» **Data section**:
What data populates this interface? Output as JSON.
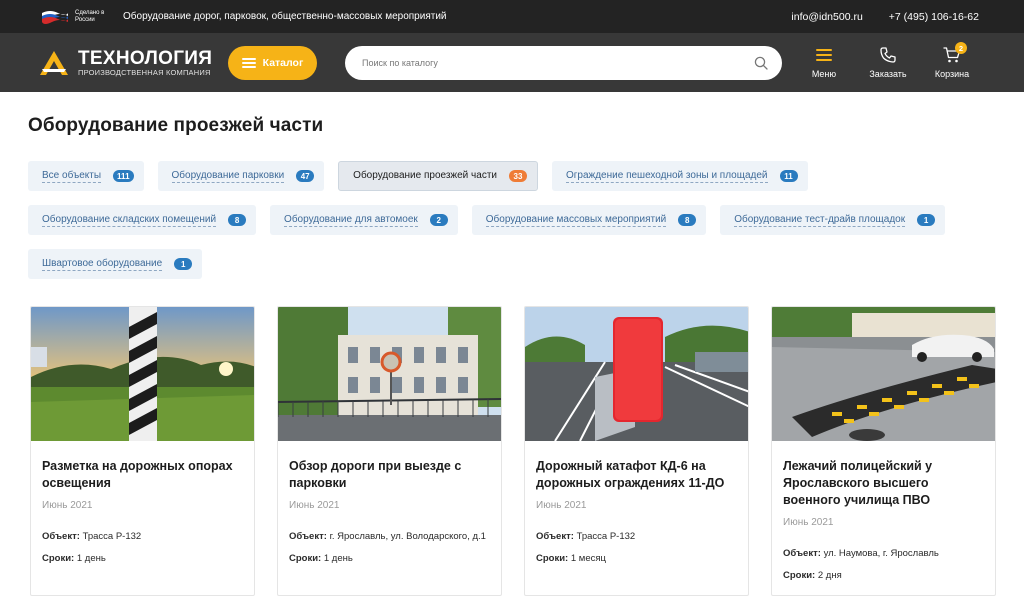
{
  "topbar": {
    "made_in": "Сделано в России",
    "description": "Оборудование дорог, парковок, общественно-массовых мероприятий",
    "email": "info@idn500.ru",
    "phone": "+7 (495) 106-16-62"
  },
  "header": {
    "logo_main": "ТЕХНОЛОГИЯ",
    "logo_sub": "ПРОИЗВОДСТВЕННАЯ КОМПАНИЯ",
    "catalog_label": "Каталог",
    "search_placeholder": "Поиск по каталогу",
    "menu_label": "Меню",
    "call_label": "Заказать",
    "cart_label": "Корзина",
    "cart_count": "2",
    "accent_color": "#f6b317"
  },
  "page": {
    "title": "Оборудование проезжей части"
  },
  "filters": [
    {
      "label": "Все объекты",
      "count": "111"
    },
    {
      "label": "Оборудование парковки",
      "count": "47"
    },
    {
      "label": "Оборудование проезжей части",
      "count": "33",
      "active": true
    },
    {
      "label": "Ограждение пешеходной зоны и площадей",
      "count": "11"
    },
    {
      "label": "Оборудование складских помещений",
      "count": "8"
    },
    {
      "label": "Оборудование для автомоек",
      "count": "2"
    },
    {
      "label": "Оборудование массовых мероприятий",
      "count": "8"
    },
    {
      "label": "Оборудование тест-драйв площадок",
      "count": "1"
    },
    {
      "label": "Швартовое оборудование",
      "count": "1"
    }
  ],
  "cards": [
    {
      "title": "Разметка на дорожных опорах освещения",
      "date": "Июнь 2021",
      "object_label": "Объект:",
      "object": "Трасса Р-132",
      "term_label": "Сроки:",
      "term": "1 день"
    },
    {
      "title": "Обзор дороги при выезде с парковки",
      "date": "Июнь 2021",
      "object_label": "Объект:",
      "object": "г. Ярославль, ул. Володарского, д.1",
      "term_label": "Сроки:",
      "term": "1 день"
    },
    {
      "title": "Дорожный катафот КД-6 на дорожных ограждениях 11-ДО",
      "date": "Июнь 2021",
      "object_label": "Объект:",
      "object": "Трасса Р-132",
      "term_label": "Сроки:",
      "term": "1 месяц"
    },
    {
      "title": "Лежачий полицейский у Ярославского высшего военного училища ПВО",
      "date": "Июнь 2021",
      "object_label": "Объект:",
      "object": "ул. Наумова, г. Ярославль",
      "term_label": "Сроки:",
      "term": "2 дня"
    }
  ]
}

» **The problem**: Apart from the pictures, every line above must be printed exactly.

» **Your response**:
What data populates this interface? Output as JSON.
{
  "topbar": {
    "made_in": "Сделано в России",
    "description": "Оборудование дорог, парковок, общественно-массовых мероприятий",
    "email": "info@idn500.ru",
    "phone": "+7 (495) 106-16-62"
  },
  "header": {
    "logo_main": "ТЕХНОЛОГИЯ",
    "logo_sub": "ПРОИЗВОДСТВЕННАЯ КОМПАНИЯ",
    "catalog_label": "Каталог",
    "search_placeholder": "Поиск по каталогу",
    "menu_label": "Меню",
    "call_label": "Заказать",
    "cart_label": "Корзина",
    "cart_count": "2",
    "accent_color": "#f6b317"
  },
  "page": {
    "title": "Оборудование проезжей части"
  },
  "filters": [
    {
      "label": "Все объекты",
      "count": "111"
    },
    {
      "label": "Оборудование парковки",
      "count": "47"
    },
    {
      "label": "Оборудование проезжей части",
      "count": "33",
      "active": true
    },
    {
      "label": "Ограждение пешеходной зоны и площадей",
      "count": "11"
    },
    {
      "label": "Оборудование складских помещений",
      "count": "8"
    },
    {
      "label": "Оборудование для автомоек",
      "count": "2"
    },
    {
      "label": "Оборудование массовых мероприятий",
      "count": "8"
    },
    {
      "label": "Оборудование тест-драйв площадок",
      "count": "1"
    },
    {
      "label": "Швартовое оборудование",
      "count": "1"
    }
  ],
  "cards": [
    {
      "title": "Разметка на дорожных опорах освещения",
      "date": "Июнь 2021",
      "object_label": "Объект:",
      "object": "Трасса Р-132",
      "term_label": "Сроки:",
      "term": "1 день"
    },
    {
      "title": "Обзор дороги при выезде с парковки",
      "date": "Июнь 2021",
      "object_label": "Объект:",
      "object": "г. Ярославль, ул. Володарского, д.1",
      "term_label": "Сроки:",
      "term": "1 день"
    },
    {
      "title": "Дорожный катафот КД-6 на дорожных ограждениях 11-ДО",
      "date": "Июнь 2021",
      "object_label": "Объект:",
      "object": "Трасса Р-132",
      "term_label": "Сроки:",
      "term": "1 месяц"
    },
    {
      "title": "Лежачий полицейский у Ярославского высшего военного училища ПВО",
      "date": "Июнь 2021",
      "object_label": "Объект:",
      "object": "ул. Наумова, г. Ярославль",
      "term_label": "Сроки:",
      "term": "2 дня"
    }
  ]
}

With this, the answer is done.